Perhaps of greatest importance is how your qualifications and titles are viewed by the consumer. Mention a chartered accountant or a chartered surveyor to your average client and most would recognise the word chartered as identifying someone who has top-notch knowledge and skills. However, the word certified is often identified with the word certificate, which is generally seen as a lower level of knowledge and skills. You and I both know that a certified financial planner is on a par with a chartered financial planner but does the consumer realise that? If I were a consumer perhaps I would take a look at the Money Advice Service for guidance but it is of no help. Even if you take a look at the new Your Money site from the Personal Finance Society and you will struggle to find anything about chartered or certified. So as far as the consumer is concerned, it is up to the financial planner to ensure that whatever title they have is understood and recognised for the prestige it should rightly carry.
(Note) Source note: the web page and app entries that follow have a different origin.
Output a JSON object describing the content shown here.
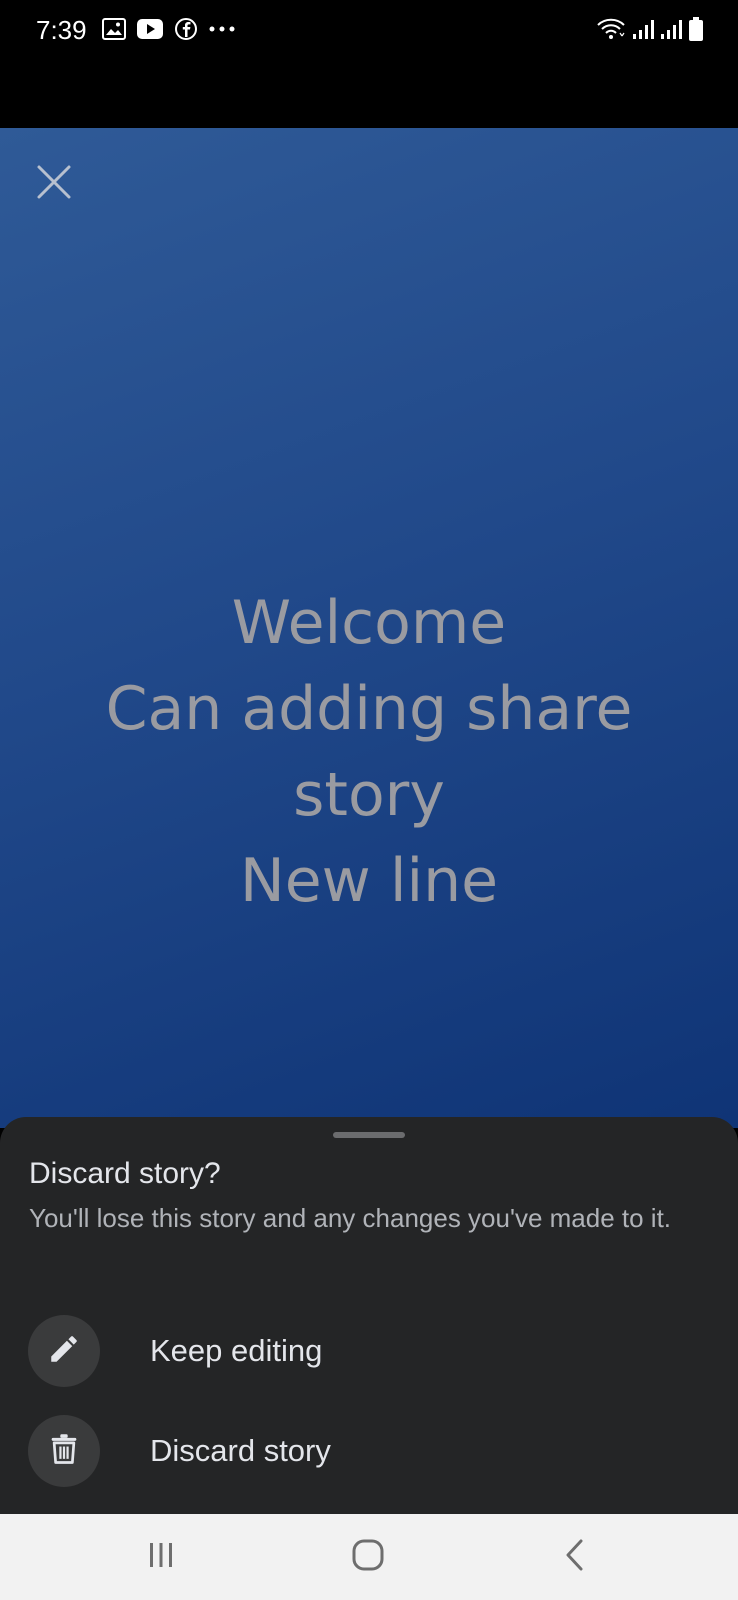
{
  "status_bar": {
    "time": "7:39",
    "left_icons": [
      "gallery-icon",
      "youtube-icon",
      "facebook-icon",
      "more-dots-icon"
    ],
    "right_icons": [
      "wifi-icon",
      "signal-icon",
      "signal-icon",
      "battery-icon"
    ]
  },
  "story": {
    "lines": [
      "Welcome",
      "Can adding share",
      "story",
      "New line"
    ],
    "background_colors": [
      "#2f5a97",
      "#0f3476"
    ],
    "text_color": "#9a9ba1"
  },
  "sheet": {
    "title": "Discard story?",
    "body": "You'll lose this story and any changes you've made to it.",
    "options": [
      {
        "label": "Keep editing",
        "icon": "pencil-icon"
      },
      {
        "label": "Discard story",
        "icon": "trash-icon"
      }
    ],
    "background_color": "#242526"
  },
  "nav_bar": {
    "buttons": [
      "recent-apps-icon",
      "home-icon",
      "back-icon"
    ]
  }
}
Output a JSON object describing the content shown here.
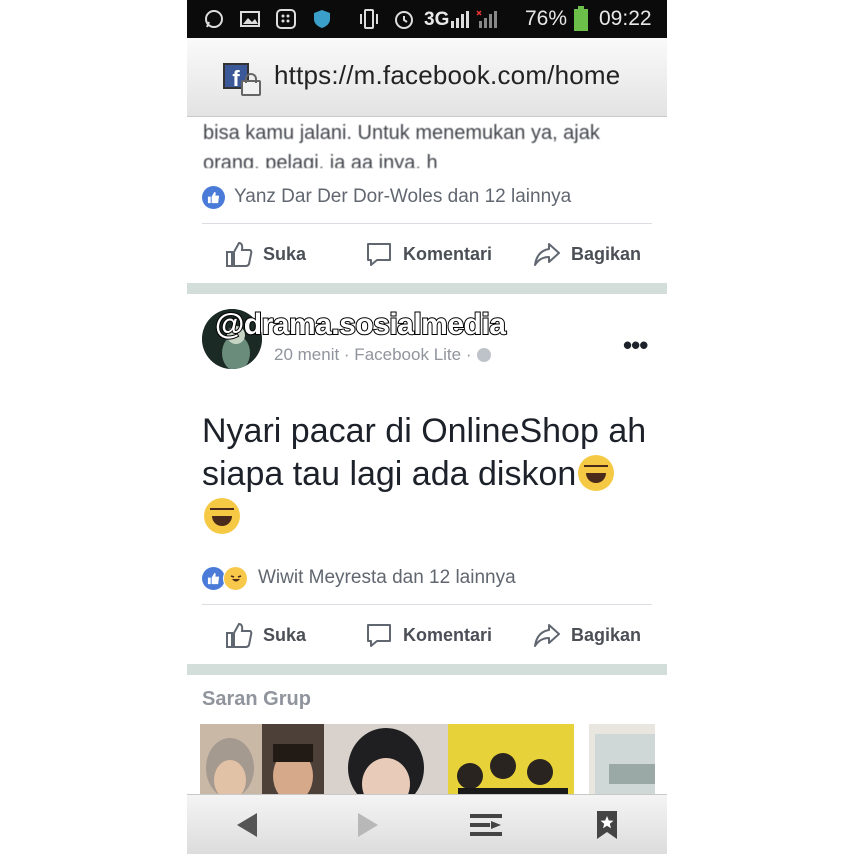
{
  "status_bar": {
    "network": "3G",
    "battery": "76%",
    "time": "09:22",
    "battery_color": "#6cc04a"
  },
  "browser": {
    "url": "https://m.facebook.com/home",
    "favicon_letter": "f"
  },
  "feed": {
    "clipped_post_text_line1": "bisa kamu jalani. Untuk menemukan ya, ajak",
    "clipped_post_text_line2": "orang. pelagi. ja aa inya. h",
    "post1_reactions": "Yanz Dar Der Dor-Woles dan 12 lainnya",
    "actions": {
      "like": "Suka",
      "comment": "Komentari",
      "share": "Bagikan"
    },
    "post2": {
      "author": "@drama.sosialmedia",
      "meta": "20 menit · Facebook Lite ·",
      "more": "•••",
      "text": "Nyari pacar di OnlineShop ah siapa tau lagi ada diskon",
      "emoji": "😂😂",
      "reactions": "Wiwit Meyresta dan 12 lainnya"
    },
    "suggested_groups_title": "Saran Grup"
  },
  "colors": {
    "facebook_blue": "#3b5998",
    "like_blue": "#4a7bd9",
    "separator": "#d3dedb",
    "meta_gray": "#90949c"
  },
  "icons": [
    "whatsapp-icon",
    "gallery-icon",
    "bbm-icon",
    "shield-icon",
    "vibrate-icon",
    "alarm-icon",
    "signal-icon",
    "battery-icon",
    "lock-icon",
    "like-icon",
    "comment-icon",
    "share-icon",
    "globe-icon",
    "back-icon",
    "forward-icon",
    "menu-icon",
    "bookmark-icon"
  ]
}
So what are the differences between the various Level 6 offerings and associated titles?
To become a chartered financial planner you must complete the Chartered Insurance Institute’s Advanced Diploma in Financial Planning, which is entirely exam based. For some, this is a major negative point. You must also satisfy the CII’s additional requirements of having five years’ relevant industry experience, being a member of the CII or PFS, adhering to the CII’s code of ethics and keeping CPD up-to-date.
Arguably the main alternative to becoming chartered is to complete the requirements for the certified financial planner as offered by the Institute of Financial Planning. This involves sitting a single exam “The Principles in Financial Planning”, as well as submitting a financial plan based on a case study. If you are not a fan of exams then this may suit you better. You must also have at least one year’s supervised or three years’ unsupervised financial planning experience, as well as hold either an FCA recognised Diploma or an FCA-recognised Transitional Qualification plus gap-fill or a current, valid Statement of Professional Standing.
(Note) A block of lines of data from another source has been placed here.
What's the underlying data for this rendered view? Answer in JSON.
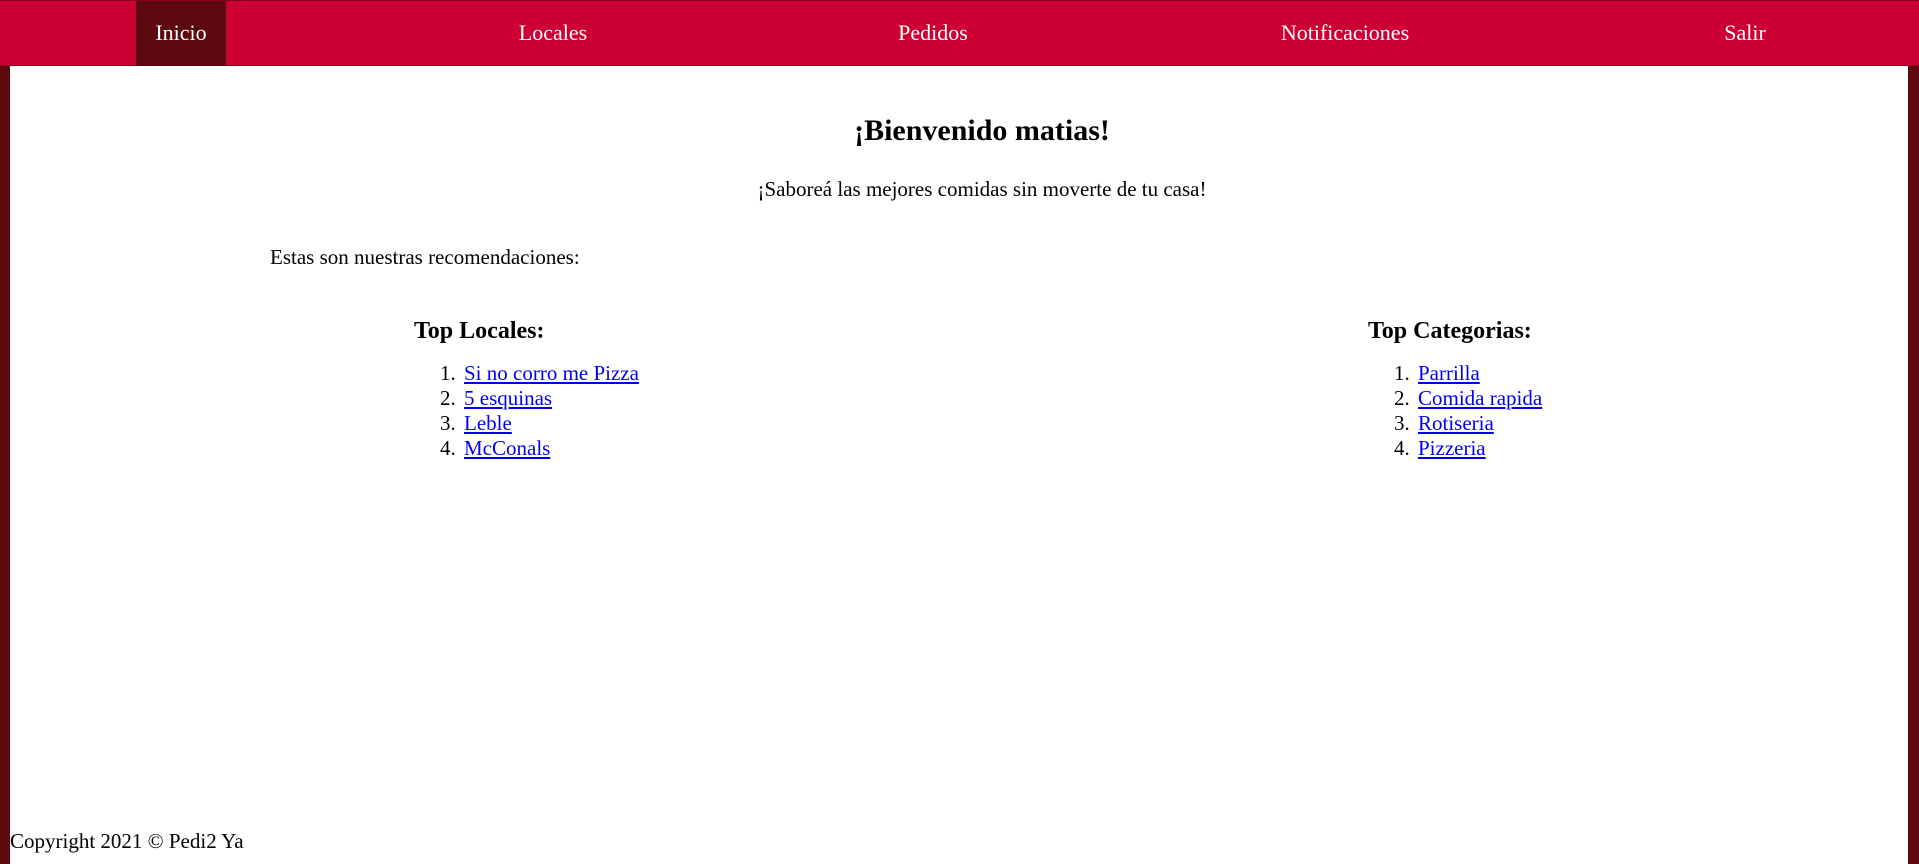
{
  "nav": {
    "items": [
      {
        "label": "Inicio",
        "active": true
      },
      {
        "label": "Locales",
        "active": false
      },
      {
        "label": "Pedidos",
        "active": false
      },
      {
        "label": "Notificaciones",
        "active": false
      },
      {
        "label": "Salir",
        "active": false
      }
    ]
  },
  "main": {
    "title": "¡Bienvenido matias!",
    "subtitle": "¡Saboreá las mejores comidas sin moverte de tu casa!",
    "intro": "Estas son nuestras recomendaciones:",
    "top_locales": {
      "heading": "Top Locales:",
      "items": [
        "Si no corro me Pizza",
        "5 esquinas",
        "Leble",
        "McConals"
      ]
    },
    "top_categorias": {
      "heading": "Top Categorias:",
      "items": [
        "Parrilla",
        "Comida rapida",
        "Rotiseria",
        "Pizzeria"
      ]
    }
  },
  "footer": {
    "copyright": "Copyright 2021 © Pedi2 Ya"
  },
  "colors": {
    "nav_bg": "#cc0033",
    "nav_active_bg": "#5c0a10",
    "page_frame": "#5c0a10",
    "link": "#0000ee"
  }
}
As a third alternative, you could choose the Institute of Financial Services’ offering, which results in you becoming a Chartered Associate of the Institute of Financial Services. This can be achieved through exams plus coursework for each unit involved. You must also have at least two years’ relevant work experience and fulfil the IFS’s CPD requirements on an ongoing basis.
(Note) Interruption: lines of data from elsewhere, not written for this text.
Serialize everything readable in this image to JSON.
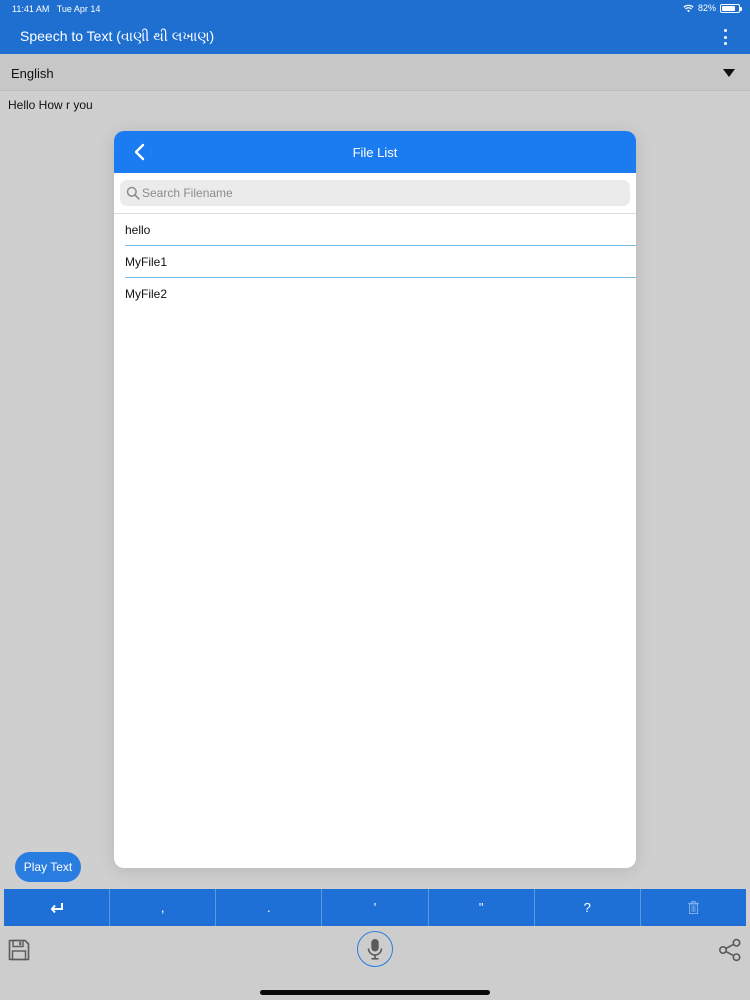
{
  "status_bar": {
    "time": "11:41 AM",
    "date": "Tue Apr 14",
    "battery": "82%",
    "battery_level": 0.82
  },
  "app_bar": {
    "title": "Speech to Text (વાણી થી લખાણ)"
  },
  "language": {
    "selected": "English"
  },
  "editor": {
    "text": "Hello How r you"
  },
  "play_button": {
    "label": "Play Text"
  },
  "modal": {
    "title": "File List",
    "search_placeholder": "Search Filename",
    "files": [
      "hello",
      "MyFile1",
      "MyFile2"
    ]
  },
  "punctuation_keys": [
    "↵",
    ",",
    ".",
    "'",
    "\"",
    "?",
    "trash-icon"
  ],
  "footer": {
    "icons": [
      "save-icon",
      "mic-icon",
      "share-icon"
    ]
  },
  "colors": {
    "primary": "#1f6fd1",
    "modal_header": "#1a7cf0",
    "button": "#2a7de0"
  }
}
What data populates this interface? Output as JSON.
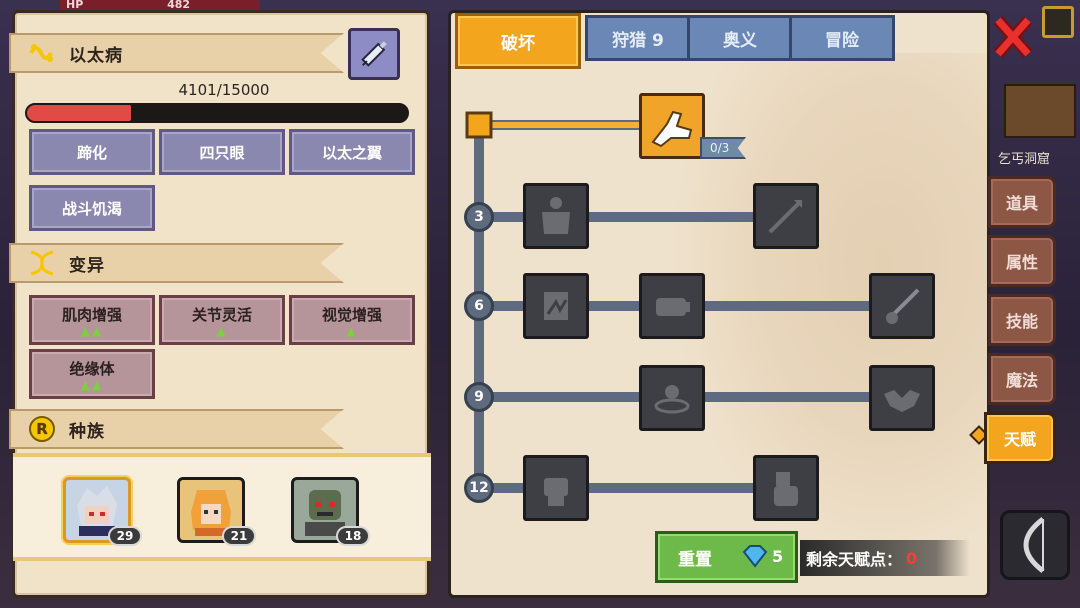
{
  "hud": {
    "hp_label": "HP",
    "hp_value": "482"
  },
  "disease": {
    "title": "以太病",
    "progress_text": "4101/15000",
    "progress_fraction": 0.2734,
    "symptoms": [
      "蹄化",
      "四只眼",
      "以太之翼",
      "战斗饥渴"
    ]
  },
  "mutation": {
    "title": "变异",
    "items": [
      {
        "label": "肌肉增强",
        "level": "▲▲"
      },
      {
        "label": "关节灵活",
        "level": "▲"
      },
      {
        "label": "视觉增强",
        "level": "▲"
      },
      {
        "label": "绝缘体",
        "level": "▲▲"
      }
    ]
  },
  "race": {
    "title": "种族",
    "icon_letter": "R",
    "characters": [
      {
        "level": "29"
      },
      {
        "level": "21"
      },
      {
        "level": "18"
      }
    ]
  },
  "talent_tabs": [
    "破坏",
    "狩猎 9",
    "奥义",
    "冒险"
  ],
  "talent_tree": {
    "root_count": "0/3",
    "tier_levels": [
      "3",
      "6",
      "9",
      "12"
    ]
  },
  "reset": {
    "label": "重置",
    "cost": "5"
  },
  "remaining_points": {
    "label": "剩余天赋点：",
    "value": "0"
  },
  "minimap": {
    "location": "乞丐洞窟"
  },
  "side_tabs": [
    "道具",
    "属性",
    "技能",
    "魔法",
    "天赋"
  ],
  "colors": {
    "accent_orange": "#f3a51d",
    "tab_blue": "#6b87b6",
    "chip_purple": "#8b88b0",
    "chip_mutation": "#b5949a",
    "side_tab_brown": "#8d5746",
    "progress_red": "#e14a46",
    "reset_green": "#6db94a"
  },
  "icons": {
    "disease": "syringe-icon",
    "mutation": "dna-icon",
    "root_skill": "arm-wrestle-icon",
    "close": "close-x-icon",
    "gem": "diamond-icon"
  }
}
There are similarities between the options but the final decision will come down to your preference for exams versus coursework and how you feel your resulting title will be perceived by the consumer.
An adviser recently suggested to me that you could always go for the “killer combo” and become both chartered and certified. It seems like a lot of hard work but at least you would have both bases covered.
Catriona Standingford is managing director at Brand Financial Training